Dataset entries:
◇ ◇ ◇ ◇ ◇
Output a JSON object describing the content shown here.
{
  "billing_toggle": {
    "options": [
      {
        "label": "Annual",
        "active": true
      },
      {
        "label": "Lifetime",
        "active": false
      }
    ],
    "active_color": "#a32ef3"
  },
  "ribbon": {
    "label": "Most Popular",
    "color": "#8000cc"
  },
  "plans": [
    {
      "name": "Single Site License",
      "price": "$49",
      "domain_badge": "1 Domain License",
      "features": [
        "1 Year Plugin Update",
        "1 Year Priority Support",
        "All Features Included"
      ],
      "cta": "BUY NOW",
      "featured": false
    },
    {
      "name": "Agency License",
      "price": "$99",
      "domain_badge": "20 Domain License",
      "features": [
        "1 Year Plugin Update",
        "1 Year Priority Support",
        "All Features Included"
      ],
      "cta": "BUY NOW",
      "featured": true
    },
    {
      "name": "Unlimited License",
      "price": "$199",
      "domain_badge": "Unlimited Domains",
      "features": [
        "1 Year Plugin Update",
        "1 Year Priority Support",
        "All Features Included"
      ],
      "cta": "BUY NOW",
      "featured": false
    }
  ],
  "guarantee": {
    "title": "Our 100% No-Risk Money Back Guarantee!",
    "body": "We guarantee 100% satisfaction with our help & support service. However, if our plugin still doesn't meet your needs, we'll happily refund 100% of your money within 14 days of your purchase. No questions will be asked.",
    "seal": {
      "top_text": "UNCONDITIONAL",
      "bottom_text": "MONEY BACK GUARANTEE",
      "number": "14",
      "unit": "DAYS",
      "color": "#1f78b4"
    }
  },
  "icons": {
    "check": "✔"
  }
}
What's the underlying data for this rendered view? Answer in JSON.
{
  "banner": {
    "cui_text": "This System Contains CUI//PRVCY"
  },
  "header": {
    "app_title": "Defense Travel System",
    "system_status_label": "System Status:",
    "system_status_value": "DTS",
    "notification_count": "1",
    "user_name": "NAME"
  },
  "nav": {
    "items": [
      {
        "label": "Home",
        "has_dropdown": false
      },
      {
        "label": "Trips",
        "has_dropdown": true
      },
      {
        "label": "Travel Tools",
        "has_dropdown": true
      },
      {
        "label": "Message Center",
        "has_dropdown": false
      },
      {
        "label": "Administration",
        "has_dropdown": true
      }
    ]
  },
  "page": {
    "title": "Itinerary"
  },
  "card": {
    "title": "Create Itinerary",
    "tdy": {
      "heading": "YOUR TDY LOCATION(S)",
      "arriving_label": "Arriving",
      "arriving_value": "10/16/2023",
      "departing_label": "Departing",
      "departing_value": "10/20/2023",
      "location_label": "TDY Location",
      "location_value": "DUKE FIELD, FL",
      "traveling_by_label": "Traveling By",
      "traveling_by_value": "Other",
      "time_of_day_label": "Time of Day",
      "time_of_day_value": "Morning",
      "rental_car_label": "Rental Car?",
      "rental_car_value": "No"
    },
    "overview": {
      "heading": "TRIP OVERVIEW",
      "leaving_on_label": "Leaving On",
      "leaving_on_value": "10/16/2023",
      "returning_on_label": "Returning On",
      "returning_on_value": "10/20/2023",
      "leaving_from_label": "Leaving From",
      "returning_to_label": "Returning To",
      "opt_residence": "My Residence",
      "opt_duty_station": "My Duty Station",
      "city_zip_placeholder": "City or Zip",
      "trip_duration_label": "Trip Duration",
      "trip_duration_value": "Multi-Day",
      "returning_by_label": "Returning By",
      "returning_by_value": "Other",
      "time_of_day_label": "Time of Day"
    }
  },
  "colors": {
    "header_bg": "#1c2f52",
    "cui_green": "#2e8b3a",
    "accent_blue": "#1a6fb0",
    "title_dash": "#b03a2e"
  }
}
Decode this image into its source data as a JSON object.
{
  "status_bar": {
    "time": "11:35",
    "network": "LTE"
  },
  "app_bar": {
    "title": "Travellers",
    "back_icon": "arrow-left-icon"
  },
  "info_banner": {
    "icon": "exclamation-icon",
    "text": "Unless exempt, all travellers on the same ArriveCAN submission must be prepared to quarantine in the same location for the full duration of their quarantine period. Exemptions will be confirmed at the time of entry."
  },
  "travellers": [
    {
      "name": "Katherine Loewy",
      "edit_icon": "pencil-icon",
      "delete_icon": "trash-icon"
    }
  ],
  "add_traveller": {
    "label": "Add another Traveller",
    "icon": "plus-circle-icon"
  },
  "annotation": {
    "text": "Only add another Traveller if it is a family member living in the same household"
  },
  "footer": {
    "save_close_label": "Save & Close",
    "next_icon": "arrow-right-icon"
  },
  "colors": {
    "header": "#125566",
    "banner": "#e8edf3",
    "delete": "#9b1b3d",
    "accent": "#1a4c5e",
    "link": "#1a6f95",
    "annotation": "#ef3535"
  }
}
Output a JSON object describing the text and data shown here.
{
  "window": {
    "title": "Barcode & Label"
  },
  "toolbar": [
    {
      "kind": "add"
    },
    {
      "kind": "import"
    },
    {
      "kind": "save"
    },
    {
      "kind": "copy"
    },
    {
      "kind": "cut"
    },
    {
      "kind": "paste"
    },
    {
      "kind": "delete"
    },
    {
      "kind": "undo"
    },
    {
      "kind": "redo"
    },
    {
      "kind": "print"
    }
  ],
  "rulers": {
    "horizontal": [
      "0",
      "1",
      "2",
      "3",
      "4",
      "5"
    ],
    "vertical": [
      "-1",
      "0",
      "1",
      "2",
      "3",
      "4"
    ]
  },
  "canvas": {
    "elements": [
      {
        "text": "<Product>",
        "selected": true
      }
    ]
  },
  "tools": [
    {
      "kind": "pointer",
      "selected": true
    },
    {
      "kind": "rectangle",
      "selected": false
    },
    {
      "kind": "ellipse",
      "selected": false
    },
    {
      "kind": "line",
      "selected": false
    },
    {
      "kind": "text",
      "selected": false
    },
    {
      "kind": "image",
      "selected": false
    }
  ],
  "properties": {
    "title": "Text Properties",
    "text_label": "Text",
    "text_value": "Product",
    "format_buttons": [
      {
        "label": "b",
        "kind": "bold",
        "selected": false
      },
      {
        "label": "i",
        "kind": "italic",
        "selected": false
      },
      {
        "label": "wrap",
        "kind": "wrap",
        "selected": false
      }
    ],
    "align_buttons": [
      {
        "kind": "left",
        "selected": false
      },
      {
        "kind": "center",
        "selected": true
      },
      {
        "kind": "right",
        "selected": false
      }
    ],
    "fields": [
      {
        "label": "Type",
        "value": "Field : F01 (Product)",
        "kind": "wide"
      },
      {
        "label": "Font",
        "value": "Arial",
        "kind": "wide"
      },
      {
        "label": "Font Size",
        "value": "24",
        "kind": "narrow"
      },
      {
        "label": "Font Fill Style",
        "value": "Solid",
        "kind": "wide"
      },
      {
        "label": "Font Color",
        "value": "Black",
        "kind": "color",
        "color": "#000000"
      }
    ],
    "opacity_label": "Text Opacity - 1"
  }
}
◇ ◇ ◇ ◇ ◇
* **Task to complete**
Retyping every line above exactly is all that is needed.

* **Final answer**
Output a JSON object describing the content shown here.
{
  "billing_toggle": {
    "options": [
      {
        "label": "Annual",
        "active": true
      },
      {
        "label": "Lifetime",
        "active": false
      }
    ],
    "active_color": "#a32ef3"
  },
  "ribbon": {
    "label": "Most Popular",
    "color": "#8000cc"
  },
  "plans": [
    {
      "name": "Single Site License",
      "price": "$49",
      "domain_badge": "1 Domain License",
      "features": [
        "1 Year Plugin Update",
        "1 Year Priority Support",
        "All Features Included"
      ],
      "cta": "BUY NOW",
      "featured": false
    },
    {
      "name": "Agency License",
      "price": "$99",
      "domain_badge": "20 Domain License",
      "features": [
        "1 Year Plugin Update",
        "1 Year Priority Support",
        "All Features Included"
      ],
      "cta": "BUY NOW",
      "featured": true
    },
    {
      "name": "Unlimited License",
      "price": "$199",
      "domain_badge": "Unlimited Domains",
      "features": [
        "1 Year Plugin Update",
        "1 Year Priority Support",
        "All Features Included"
      ],
      "cta": "BUY NOW",
      "featured": false
    }
  ],
  "guarantee": {
    "title": "Our 100% No-Risk Money Back Guarantee!",
    "body": "We guarantee 100% satisfaction with our help & support service. However, if our plugin still doesn't meet your needs, we'll happily refund 100% of your money within 14 days of your purchase. No questions will be asked.",
    "seal": {
      "top_text": "UNCONDITIONAL",
      "bottom_text": "MONEY BACK GUARANTEE",
      "number": "14",
      "unit": "DAYS",
      "color": "#1f78b4"
    }
  },
  "icons": {
    "check": "✔"
  }
}
What's the underlying data for this rendered view? Answer in JSON.
{
  "banner": {
    "cui_text": "This System Contains CUI//PRVCY"
  },
  "header": {
    "app_title": "Defense Travel System",
    "system_status_label": "System Status:",
    "system_status_value": "DTS",
    "notification_count": "1",
    "user_name": "NAME"
  },
  "nav": {
    "items": [
      {
        "label": "Home",
        "has_dropdown": false
      },
      {
        "label": "Trips",
        "has_dropdown": true
      },
      {
        "label": "Travel Tools",
        "has_dropdown": true
      },
      {
        "label": "Message Center",
        "has_dropdown": false
      },
      {
        "label": "Administration",
        "has_dropdown": true
      }
    ]
  },
  "page": {
    "title": "Itinerary"
  },
  "card": {
    "title": "Create Itinerary",
    "tdy": {
      "heading": "YOUR TDY LOCATION(S)",
      "arriving_label": "Arriving",
      "arriving_value": "10/16/2023",
      "departing_label": "Departing",
      "departing_value": "10/20/2023",
      "location_label": "TDY Location",
      "location_value": "DUKE FIELD, FL",
      "traveling_by_label": "Traveling By",
      "traveling_by_value": "Other",
      "time_of_day_label": "Time of Day",
      "time_of_day_value": "Morning",
      "rental_car_label": "Rental Car?",
      "rental_car_value": "No"
    },
    "overview": {
      "heading": "TRIP OVERVIEW",
      "leaving_on_label": "Leaving On",
      "leaving_on_value": "10/16/2023",
      "returning_on_label": "Returning On",
      "returning_on_value": "10/20/2023",
      "leaving_from_label": "Leaving From",
      "returning_to_label": "Returning To",
      "opt_residence": "My Residence",
      "opt_duty_station": "My Duty Station",
      "city_zip_placeholder": "City or Zip",
      "trip_duration_label": "Trip Duration",
      "trip_duration_value": "Multi-Day",
      "returning_by_label": "Returning By",
      "returning_by_value": "Other",
      "time_of_day_label": "Time of Day"
    }
  },
  "colors": {
    "header_bg": "#1c2f52",
    "cui_green": "#2e8b3a",
    "accent_blue": "#1a6fb0",
    "title_dash": "#b03a2e"
  }
}
Decode this image into its source data as a JSON object.
{
  "status_bar": {
    "time": "11:35",
    "network": "LTE"
  },
  "app_bar": {
    "title": "Travellers",
    "back_icon": "arrow-left-icon"
  },
  "info_banner": {
    "icon": "exclamation-icon",
    "text": "Unless exempt, all travellers on the same ArriveCAN submission must be prepared to quarantine in the same location for the full duration of their quarantine period. Exemptions will be confirmed at the time of entry."
  },
  "travellers": [
    {
      "name": "Katherine Loewy",
      "edit_icon": "pencil-icon",
      "delete_icon": "trash-icon"
    }
  ],
  "add_traveller": {
    "label": "Add another Traveller",
    "icon": "plus-circle-icon"
  },
  "annotation": {
    "text": "Only add another Traveller if it is a family member living in the same household"
  },
  "footer": {
    "save_close_label": "Save & Close",
    "next_icon": "arrow-right-icon"
  },
  "colors": {
    "header": "#125566",
    "banner": "#e8edf3",
    "delete": "#9b1b3d",
    "accent": "#1a4c5e",
    "link": "#1a6f95",
    "annotation": "#ef3535"
  }
}
Output a JSON object describing the text and data shown here.
{
  "window": {
    "title": "Barcode & Label"
  },
  "toolbar": [
    {
      "kind": "add"
    },
    {
      "kind": "import"
    },
    {
      "kind": "save"
    },
    {
      "kind": "copy"
    },
    {
      "kind": "cut"
    },
    {
      "kind": "paste"
    },
    {
      "kind": "delete"
    },
    {
      "kind": "undo"
    },
    {
      "kind": "redo"
    },
    {
      "kind": "print"
    }
  ],
  "rulers": {
    "horizontal": [
      "0",
      "1",
      "2",
      "3",
      "4",
      "5"
    ],
    "vertical": [
      "-1",
      "0",
      "1",
      "2",
      "3",
      "4"
    ]
  },
  "canvas": {
    "elements": [
      {
        "text": "<Product>",
        "selected": true
      }
    ]
  },
  "tools": [
    {
      "kind": "pointer",
      "selected": true
    },
    {
      "kind": "rectangle",
      "selected": false
    },
    {
      "kind": "ellipse",
      "selected": false
    },
    {
      "kind": "line",
      "selected": false
    },
    {
      "kind": "text",
      "selected": false
    },
    {
      "kind": "image",
      "selected": false
    }
  ],
  "properties": {
    "title": "Text Properties",
    "text_label": "Text",
    "text_value": "Product",
    "format_buttons": [
      {
        "label": "b",
        "kind": "bold",
        "selected": false
      },
      {
        "label": "i",
        "kind": "italic",
        "selected": false
      },
      {
        "label": "wrap",
        "kind": "wrap",
        "selected": false
      }
    ],
    "align_buttons": [
      {
        "kind": "left",
        "selected": false
      },
      {
        "kind": "center",
        "selected": true
      },
      {
        "kind": "right",
        "selected": false
      }
    ],
    "fields": [
      {
        "label": "Type",
        "value": "Field : F01 (Product)",
        "kind": "wide"
      },
      {
        "label": "Font",
        "value": "Arial",
        "kind": "wide"
      },
      {
        "label": "Font Size",
        "value": "24",
        "kind": "narrow"
      },
      {
        "label": "Font Fill Style",
        "value": "Solid",
        "kind": "wide"
      },
      {
        "label": "Font Color",
        "value": "Black",
        "kind": "color",
        "color": "#000000"
      }
    ],
    "opacity_label": "Text Opacity - 1"
  }
}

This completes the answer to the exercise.